(Beginning of Data extract)

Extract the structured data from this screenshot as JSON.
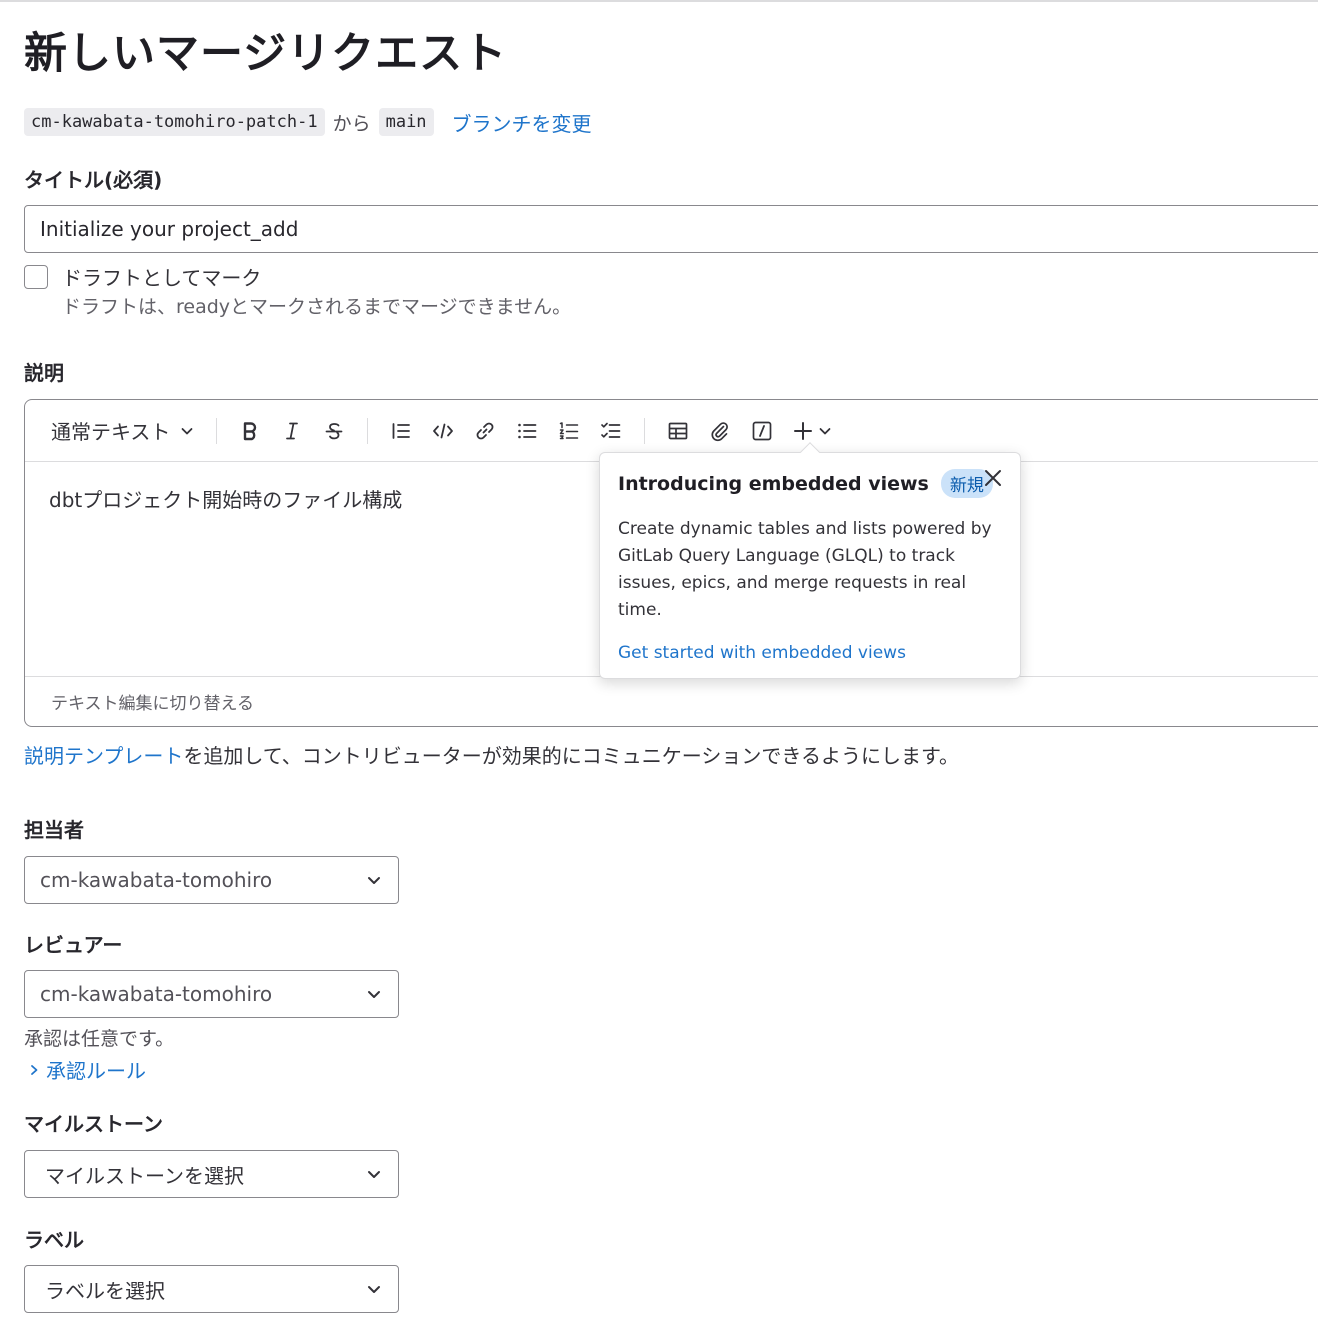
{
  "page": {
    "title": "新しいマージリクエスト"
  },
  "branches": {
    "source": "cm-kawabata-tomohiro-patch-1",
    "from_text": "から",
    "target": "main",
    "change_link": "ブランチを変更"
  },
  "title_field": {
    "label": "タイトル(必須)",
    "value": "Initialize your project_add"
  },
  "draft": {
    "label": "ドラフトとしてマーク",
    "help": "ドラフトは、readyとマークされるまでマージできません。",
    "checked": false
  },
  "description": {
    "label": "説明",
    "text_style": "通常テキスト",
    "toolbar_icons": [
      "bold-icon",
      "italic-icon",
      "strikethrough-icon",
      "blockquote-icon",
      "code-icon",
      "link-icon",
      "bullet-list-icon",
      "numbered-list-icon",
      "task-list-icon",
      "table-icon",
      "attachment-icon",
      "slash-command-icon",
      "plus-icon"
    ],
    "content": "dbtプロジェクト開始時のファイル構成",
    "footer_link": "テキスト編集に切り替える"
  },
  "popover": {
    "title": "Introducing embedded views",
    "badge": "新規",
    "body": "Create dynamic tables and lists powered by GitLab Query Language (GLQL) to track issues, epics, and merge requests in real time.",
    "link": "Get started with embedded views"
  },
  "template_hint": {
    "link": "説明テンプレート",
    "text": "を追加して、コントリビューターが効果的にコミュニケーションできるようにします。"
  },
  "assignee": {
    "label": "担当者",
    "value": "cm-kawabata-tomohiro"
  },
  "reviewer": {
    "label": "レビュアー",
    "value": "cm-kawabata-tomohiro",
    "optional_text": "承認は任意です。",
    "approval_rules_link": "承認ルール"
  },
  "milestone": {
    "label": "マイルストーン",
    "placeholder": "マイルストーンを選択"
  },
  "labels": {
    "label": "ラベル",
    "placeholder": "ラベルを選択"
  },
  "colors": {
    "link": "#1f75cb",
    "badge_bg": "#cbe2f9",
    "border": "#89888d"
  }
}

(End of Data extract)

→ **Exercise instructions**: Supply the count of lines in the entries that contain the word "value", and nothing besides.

→ **Written answer**: 3